* _ABOUT THIS EXERCISE_:
Among the records below, find each line bearing the word "Remove" and copy it.

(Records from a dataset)
______________________________
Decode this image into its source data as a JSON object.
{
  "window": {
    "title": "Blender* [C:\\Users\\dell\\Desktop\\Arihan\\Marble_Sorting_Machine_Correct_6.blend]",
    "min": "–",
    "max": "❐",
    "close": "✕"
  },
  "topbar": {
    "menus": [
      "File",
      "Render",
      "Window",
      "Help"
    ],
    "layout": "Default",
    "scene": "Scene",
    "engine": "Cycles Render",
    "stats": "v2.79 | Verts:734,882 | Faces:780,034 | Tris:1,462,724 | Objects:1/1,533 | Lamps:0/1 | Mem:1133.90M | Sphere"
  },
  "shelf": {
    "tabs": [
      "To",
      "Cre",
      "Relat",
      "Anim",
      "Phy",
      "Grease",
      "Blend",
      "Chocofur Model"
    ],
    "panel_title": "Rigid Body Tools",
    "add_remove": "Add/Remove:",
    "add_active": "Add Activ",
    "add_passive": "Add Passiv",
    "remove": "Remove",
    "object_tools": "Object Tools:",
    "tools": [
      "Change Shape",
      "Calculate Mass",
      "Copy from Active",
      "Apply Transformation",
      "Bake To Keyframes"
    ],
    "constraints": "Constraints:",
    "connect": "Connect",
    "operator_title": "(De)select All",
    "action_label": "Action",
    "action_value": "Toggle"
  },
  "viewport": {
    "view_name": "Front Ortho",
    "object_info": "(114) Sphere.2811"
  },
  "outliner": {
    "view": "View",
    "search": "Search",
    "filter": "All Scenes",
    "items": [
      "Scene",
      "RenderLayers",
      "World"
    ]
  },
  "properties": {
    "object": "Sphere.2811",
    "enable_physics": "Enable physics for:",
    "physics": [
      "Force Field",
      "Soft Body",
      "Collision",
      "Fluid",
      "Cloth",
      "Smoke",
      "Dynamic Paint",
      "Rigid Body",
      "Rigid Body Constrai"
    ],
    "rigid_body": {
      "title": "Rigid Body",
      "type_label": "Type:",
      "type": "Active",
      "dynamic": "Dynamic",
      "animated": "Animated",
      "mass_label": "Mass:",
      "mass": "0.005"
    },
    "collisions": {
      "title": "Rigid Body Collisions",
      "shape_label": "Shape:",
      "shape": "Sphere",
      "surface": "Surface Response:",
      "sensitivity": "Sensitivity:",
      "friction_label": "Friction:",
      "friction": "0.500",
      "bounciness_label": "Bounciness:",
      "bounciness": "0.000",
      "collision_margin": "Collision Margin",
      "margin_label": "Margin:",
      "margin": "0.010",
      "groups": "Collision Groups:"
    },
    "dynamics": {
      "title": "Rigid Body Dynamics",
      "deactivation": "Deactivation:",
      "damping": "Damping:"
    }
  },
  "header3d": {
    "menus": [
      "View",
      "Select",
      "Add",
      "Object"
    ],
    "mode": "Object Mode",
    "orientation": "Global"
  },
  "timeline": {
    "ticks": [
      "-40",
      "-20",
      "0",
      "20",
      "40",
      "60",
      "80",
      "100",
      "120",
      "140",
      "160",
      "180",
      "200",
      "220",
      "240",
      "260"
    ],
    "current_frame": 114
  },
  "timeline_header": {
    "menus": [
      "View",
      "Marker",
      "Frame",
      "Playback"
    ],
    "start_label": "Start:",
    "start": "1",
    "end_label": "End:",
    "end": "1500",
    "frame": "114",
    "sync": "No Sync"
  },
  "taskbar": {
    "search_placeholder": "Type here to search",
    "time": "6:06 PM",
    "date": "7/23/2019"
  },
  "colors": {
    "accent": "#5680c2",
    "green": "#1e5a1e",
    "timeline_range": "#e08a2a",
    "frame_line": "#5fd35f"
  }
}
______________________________
* _TASK OUTPUT_:
    "add_remove": "Add/Remove:",
    "remove": "Remove",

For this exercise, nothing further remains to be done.